This is Barbara Bird's Typepad Profile.
Join Typepad and start following Barbara Bird's activity
Join Now!
Already a member? Sign In
Barbara Bird
Recent Activity
Thank you for posting, Barb. You state your position very well. I salute you for 40+ years of doing right by the dogs in your care. There are both groomers and vets for which this dermatological information flies in the face of what they have been doing and recommending for years. The suggestion of changing protocols can be very challenging, especially when we believe we have been doing things the "right" way. I remember the first time a new bather suggested to me that we might bathe dogs before clipping and combing. I nearly fired him on the spot. I had learned from the best and I had learned to ALWAYS clip and completely brush out before bathing. How dare he suggest otherwise? I was so entrenched in my old ways that I would not even give it a try. Two years later I discovered on my own that pre-bathing was way easier in most cases. I wished I could find that bather and apologize. I don't wish to argue the matter. I am reporting what the veterinary ear specialist said. She did not say that ear plucking is never warranted. She said that the ear is a self-cleaning mechanism and that the hair that grows in the ear is not the cause of ear problems. Poor hygiene is the cause of many ear problems. Her recommendation was that groomers do more ear cleaning and less ear plucking. She recommended cleaning protocol that utilizes ear cleaner that can be poured into the ear canal and massaged at the base of the ear, then allow the dog to shake it out. The outer ear can be swabbed with cleaner on cotton, but no pushing into the ear canal. Another thing that Dr. Newton touched on that perked up some groomer ears was NOT to use cotton balls in the dog's ears while bathing. The potential of pushing wax and debris down into the ear canal with the cotton is worse than any risk from a little fresh water in the ear, according to Dr. Newton. Jeez, that's another thing I was taught to do back in 1971! I gave up that practice when I opened my own shop and forgot to take the cotton balls out a couple of times. After some comments from clients about the dog having cotton in the ears and a Standard Poodle returning with the cotton balls from the grooming 6 weeks earlier still in the ears, I abandoned the practice unless specifically requested by the client. If that had not happened I would probably still be stuffing cotton balls in the ears for every bath. Old habits become the "right way". These practices were the right way at the time we were taught with the knowledge that was then available. The advanced study of veterinary dermatology as a specialty has resulted in gains in knowledge about the canine ear. Based on this advanced knowledge, the veterinary ear specialists are suggesting a modification in ear care protocol that is less invasive. There may be specific instances where plucking out some ear hair may be recommended in order to return an ear to optimum health. Current knowledge, according to Dr. Newton, clearly suggests that preventative plucking is doing more harm than good. I'm just saying...don't shoot the messenger. I know it's hard for some to hear. (ear joke?)

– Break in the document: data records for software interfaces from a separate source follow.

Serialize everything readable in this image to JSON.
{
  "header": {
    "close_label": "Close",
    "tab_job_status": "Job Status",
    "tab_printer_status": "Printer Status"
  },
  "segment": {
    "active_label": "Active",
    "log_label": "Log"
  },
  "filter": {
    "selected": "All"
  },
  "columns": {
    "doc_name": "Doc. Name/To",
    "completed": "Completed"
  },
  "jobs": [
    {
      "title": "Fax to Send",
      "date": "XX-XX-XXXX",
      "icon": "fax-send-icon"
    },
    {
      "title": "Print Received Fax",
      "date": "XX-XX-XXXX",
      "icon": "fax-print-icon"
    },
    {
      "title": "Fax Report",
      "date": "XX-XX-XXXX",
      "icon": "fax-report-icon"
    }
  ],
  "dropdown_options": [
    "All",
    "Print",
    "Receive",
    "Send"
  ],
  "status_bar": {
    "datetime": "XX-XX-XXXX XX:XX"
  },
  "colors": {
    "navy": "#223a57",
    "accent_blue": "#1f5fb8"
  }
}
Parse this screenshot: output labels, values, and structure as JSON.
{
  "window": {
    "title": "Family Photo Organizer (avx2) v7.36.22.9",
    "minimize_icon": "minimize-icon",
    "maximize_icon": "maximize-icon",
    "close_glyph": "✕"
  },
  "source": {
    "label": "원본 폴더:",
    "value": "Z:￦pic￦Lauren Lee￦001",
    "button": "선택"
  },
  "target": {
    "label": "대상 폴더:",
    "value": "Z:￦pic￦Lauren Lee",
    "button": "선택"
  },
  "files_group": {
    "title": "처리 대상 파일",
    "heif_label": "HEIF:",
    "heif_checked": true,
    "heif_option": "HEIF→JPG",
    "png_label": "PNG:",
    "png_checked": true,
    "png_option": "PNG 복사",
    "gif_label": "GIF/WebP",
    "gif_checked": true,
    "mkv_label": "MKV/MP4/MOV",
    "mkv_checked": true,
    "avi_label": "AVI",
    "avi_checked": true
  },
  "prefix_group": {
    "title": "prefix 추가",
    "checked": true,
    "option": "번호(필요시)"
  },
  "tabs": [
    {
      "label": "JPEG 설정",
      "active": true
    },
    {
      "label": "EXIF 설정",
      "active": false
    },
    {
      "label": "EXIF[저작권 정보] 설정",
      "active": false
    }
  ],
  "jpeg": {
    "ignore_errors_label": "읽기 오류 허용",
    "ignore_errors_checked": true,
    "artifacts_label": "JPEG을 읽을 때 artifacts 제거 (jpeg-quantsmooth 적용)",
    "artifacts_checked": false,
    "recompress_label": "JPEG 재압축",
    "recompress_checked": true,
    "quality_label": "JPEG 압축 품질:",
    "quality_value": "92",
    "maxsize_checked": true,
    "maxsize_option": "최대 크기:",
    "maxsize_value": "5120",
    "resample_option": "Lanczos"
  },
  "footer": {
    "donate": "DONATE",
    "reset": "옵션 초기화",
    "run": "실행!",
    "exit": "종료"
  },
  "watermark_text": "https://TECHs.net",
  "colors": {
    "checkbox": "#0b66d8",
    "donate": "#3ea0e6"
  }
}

Toggle Commented Jun 17, 2015 on NO MORE EAR HAIR PLUCKING! at BBird TALK
Hi Derek! We use flat nozzles more than cone nozzles. The flat nozzle is considerably less noisy. Sometimes less noise is worth a few minutes more time. I use the cone mostly for larger dogs, and then just to knock off the loose water. As soon as I stop getting spray, I switch to a flat nozzle. Speaking of spray, you can speed up drying by holding a small towel to catch the spray as you are force drying. This keeps the spray from settling back on the dog, or saturating the air around the table, which slows down drying.
Toggle Commented Jun 29, 2014 on GROOMING WITH NOISE at BBird TALK